**Exercise inputs:**
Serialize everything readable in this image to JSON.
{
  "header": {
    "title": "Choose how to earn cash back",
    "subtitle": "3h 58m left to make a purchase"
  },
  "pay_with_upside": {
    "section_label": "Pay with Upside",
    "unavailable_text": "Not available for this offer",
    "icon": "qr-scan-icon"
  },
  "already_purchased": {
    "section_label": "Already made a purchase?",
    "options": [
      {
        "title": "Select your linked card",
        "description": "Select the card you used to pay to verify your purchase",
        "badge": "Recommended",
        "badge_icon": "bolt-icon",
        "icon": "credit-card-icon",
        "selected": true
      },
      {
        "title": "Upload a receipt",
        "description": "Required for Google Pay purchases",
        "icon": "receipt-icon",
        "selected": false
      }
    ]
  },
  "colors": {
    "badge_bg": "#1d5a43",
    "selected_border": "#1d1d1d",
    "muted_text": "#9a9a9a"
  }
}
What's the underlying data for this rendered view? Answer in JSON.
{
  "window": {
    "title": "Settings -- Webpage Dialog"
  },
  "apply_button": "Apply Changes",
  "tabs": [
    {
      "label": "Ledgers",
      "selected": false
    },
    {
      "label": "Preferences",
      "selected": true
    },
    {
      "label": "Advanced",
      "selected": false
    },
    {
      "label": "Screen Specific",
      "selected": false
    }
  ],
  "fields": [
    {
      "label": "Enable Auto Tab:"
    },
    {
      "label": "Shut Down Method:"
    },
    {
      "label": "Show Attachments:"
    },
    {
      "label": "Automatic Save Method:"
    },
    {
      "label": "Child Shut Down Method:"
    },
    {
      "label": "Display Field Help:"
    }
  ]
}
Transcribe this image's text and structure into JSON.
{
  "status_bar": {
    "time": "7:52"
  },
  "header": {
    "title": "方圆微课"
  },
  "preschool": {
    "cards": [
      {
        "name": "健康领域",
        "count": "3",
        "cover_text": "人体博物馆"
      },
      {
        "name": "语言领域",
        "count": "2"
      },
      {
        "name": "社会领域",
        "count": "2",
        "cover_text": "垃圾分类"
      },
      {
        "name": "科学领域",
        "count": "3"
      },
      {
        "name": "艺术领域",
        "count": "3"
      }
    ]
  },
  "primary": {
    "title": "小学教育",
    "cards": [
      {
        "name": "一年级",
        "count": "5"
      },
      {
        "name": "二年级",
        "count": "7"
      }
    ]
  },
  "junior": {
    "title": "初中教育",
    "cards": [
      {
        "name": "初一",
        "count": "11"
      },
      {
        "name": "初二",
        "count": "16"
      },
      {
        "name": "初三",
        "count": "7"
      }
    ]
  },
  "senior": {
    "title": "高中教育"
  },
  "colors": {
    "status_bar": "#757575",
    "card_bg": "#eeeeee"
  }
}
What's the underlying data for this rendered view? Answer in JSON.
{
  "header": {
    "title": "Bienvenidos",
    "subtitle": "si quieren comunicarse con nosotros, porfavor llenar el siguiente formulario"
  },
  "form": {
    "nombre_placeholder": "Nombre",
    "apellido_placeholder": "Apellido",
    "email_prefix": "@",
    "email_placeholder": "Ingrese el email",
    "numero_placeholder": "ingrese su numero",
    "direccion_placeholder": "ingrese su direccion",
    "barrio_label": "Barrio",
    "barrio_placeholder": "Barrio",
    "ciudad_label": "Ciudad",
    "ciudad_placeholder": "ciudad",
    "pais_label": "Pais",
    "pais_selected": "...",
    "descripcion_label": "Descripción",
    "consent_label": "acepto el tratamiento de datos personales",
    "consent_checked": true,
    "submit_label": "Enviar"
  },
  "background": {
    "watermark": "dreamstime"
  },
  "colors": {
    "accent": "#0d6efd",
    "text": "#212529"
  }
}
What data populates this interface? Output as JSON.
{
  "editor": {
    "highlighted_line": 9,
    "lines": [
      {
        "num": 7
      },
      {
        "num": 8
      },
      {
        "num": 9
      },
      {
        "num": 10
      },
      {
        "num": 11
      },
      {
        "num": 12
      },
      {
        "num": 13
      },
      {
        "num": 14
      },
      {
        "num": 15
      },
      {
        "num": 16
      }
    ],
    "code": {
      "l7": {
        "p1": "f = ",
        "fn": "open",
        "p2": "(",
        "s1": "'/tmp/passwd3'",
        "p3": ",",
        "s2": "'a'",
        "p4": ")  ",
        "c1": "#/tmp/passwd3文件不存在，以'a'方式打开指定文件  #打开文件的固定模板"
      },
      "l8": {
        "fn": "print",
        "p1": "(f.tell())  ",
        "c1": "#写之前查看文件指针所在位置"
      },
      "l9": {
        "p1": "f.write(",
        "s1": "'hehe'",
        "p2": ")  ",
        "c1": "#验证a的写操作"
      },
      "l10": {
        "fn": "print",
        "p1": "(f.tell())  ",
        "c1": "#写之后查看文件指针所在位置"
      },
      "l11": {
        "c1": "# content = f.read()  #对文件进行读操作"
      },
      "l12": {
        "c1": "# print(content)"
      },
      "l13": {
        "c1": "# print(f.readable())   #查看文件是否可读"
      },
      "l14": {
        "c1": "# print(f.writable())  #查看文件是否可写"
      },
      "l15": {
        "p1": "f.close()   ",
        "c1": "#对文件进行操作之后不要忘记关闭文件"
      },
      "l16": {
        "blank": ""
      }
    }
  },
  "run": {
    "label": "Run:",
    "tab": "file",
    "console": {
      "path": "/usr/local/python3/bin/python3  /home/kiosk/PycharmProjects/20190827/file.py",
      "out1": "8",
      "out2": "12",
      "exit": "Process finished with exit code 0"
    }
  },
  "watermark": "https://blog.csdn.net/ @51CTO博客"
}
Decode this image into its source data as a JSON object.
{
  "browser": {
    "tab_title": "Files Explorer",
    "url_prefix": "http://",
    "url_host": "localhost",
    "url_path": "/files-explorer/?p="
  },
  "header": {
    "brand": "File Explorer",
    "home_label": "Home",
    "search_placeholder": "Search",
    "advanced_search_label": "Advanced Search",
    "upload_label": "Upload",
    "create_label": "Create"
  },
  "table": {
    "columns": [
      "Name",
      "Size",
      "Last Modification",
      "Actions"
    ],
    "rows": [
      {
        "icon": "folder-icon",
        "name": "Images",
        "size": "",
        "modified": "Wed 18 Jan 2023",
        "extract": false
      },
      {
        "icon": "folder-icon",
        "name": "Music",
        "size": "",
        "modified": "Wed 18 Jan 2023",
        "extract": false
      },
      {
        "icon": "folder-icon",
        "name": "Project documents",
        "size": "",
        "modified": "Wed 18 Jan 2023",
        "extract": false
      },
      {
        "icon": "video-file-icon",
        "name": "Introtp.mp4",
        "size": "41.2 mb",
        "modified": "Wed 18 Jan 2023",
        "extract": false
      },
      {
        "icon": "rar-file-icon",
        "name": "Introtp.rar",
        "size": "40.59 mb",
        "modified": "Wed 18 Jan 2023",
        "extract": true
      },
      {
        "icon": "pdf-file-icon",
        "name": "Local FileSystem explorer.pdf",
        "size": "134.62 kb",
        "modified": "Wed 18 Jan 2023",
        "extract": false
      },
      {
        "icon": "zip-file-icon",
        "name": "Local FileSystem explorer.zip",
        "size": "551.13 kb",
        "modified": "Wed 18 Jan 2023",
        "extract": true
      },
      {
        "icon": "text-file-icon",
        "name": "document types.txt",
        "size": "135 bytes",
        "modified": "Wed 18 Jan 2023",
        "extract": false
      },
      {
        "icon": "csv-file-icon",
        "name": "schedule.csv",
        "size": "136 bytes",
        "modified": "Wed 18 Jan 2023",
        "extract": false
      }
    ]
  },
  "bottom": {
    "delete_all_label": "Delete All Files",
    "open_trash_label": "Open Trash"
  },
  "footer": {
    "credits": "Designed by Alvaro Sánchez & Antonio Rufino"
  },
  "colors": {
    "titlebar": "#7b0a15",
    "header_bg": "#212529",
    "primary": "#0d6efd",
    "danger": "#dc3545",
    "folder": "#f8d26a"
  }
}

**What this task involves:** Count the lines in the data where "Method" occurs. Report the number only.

**Reply:** 3